On July 22 this year, Eurocopter announced: “A return to flight of EC225 helicopters suspended from service will begin this month following approval of the prevention and detection measures developed by Eurocopter for the twin-engine rotorcraft throughout its range of missions.” It went on to report that “the EASA regulatory authority [had] validated on July 10 these safety measures, which were developed by Eurocopter after an extensive investigation into the main gearbox shaft failures of two EC225 helicopters in the North Sea in 2012. EASA’s validation was followed by the U.K. Civil Aviation Authority’s lifting of operational restrictions on the same day, with the Civil Aviation Authority of Norway taking the step on July 19. This allows the full return to service of EC225s worldwide.”
The belief that any problem with the EC225 had been solved was confirmed through a statement by the newly appointed president and CEO of Eurocopter, Guillaume Faury: “I am convinced that the designed and approved measures are the right ones, allowing a safe return to service of the entire fleet... Eurocopter’s teams remain entirely mobilized to support our customers in the return to service and full availability of their EC225s.” —By Andrew Drwiega, International Bureau Chief
Group Vice President Corporate Communications, Cécile Vion-Lanctuit, issued the following statement, which is repeated in full: “An AS332 L2, operated by CHC Scotia, was involved in an accident on Friday, Aug. 23 at 6:20 pm, approximately two miles west of Sumburgh off Shetland.Guillaume Faury, Eurocopter’s CEO, said: ‘We all at Eurocopter are deeply saddened by this accident. This is a tragedy for all of us. We express our deepest sympathies to the families, friends and colleagues of those who lost their lives. Our thoughts are with all those affected, including the workforce in the North Sea. We also wish to acknowledge all those persons involved in the search and rescue operations. Their prompt and professional action saved many lives and for that we are sincerely thankful.’Members of Eurocopter’s senior management have arrived in Aberdeen to support in this very difficult time.

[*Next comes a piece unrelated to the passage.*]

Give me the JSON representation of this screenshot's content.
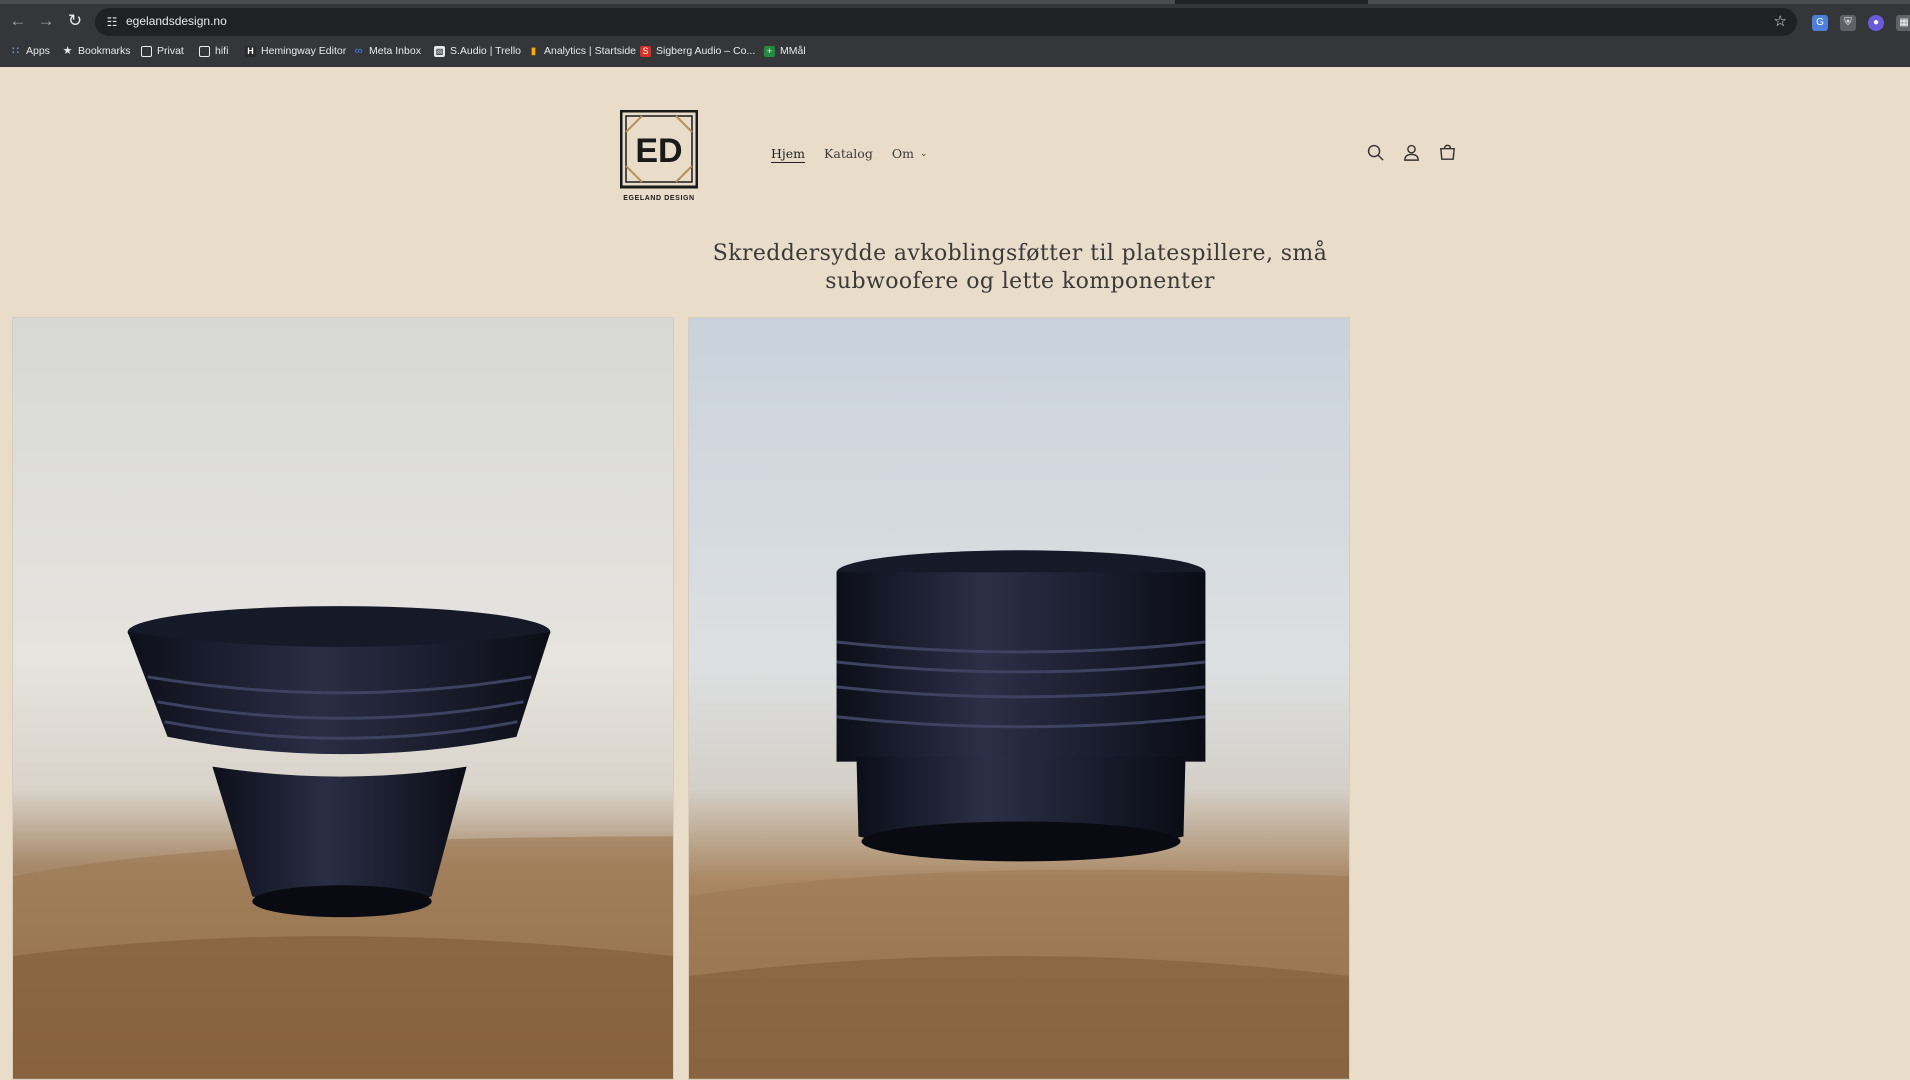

At present, limited technical information is available regarding the cause of the accident. Eurocopter’s experts are in Aberdeen working closely with the investigation authorities to determine the cause.”
Step Change In Safety’s Helicopter Safety Steering Group (HSSG) met on August 24 to discuss the accident and express their condolences, releasing the following statement:“At present there are no confirmed facts as to the causes of this accident. As a result, the HSSG, supported by the Step Change in Safety Leadership Team, has taken the precautionary measure of recommending temporary suspension of all Super Puma commercial passenger flights to and from offshore oil and gas installations within the UK. This does not apply to the use of search and rescue helicopters for emergency response.The Super Puma series of helicopters includes the following variants: AS332 L, L1, L2 and EC225. There are significant technical differences between these variants; however, until more is understood on cause of the accident, this cautious approach is appropriate.HSSG will closely monitor the situation and will only recommend resumption of flights by one or more of the Super Puma variants when it considers that sufficient factual information is available to support the decision.”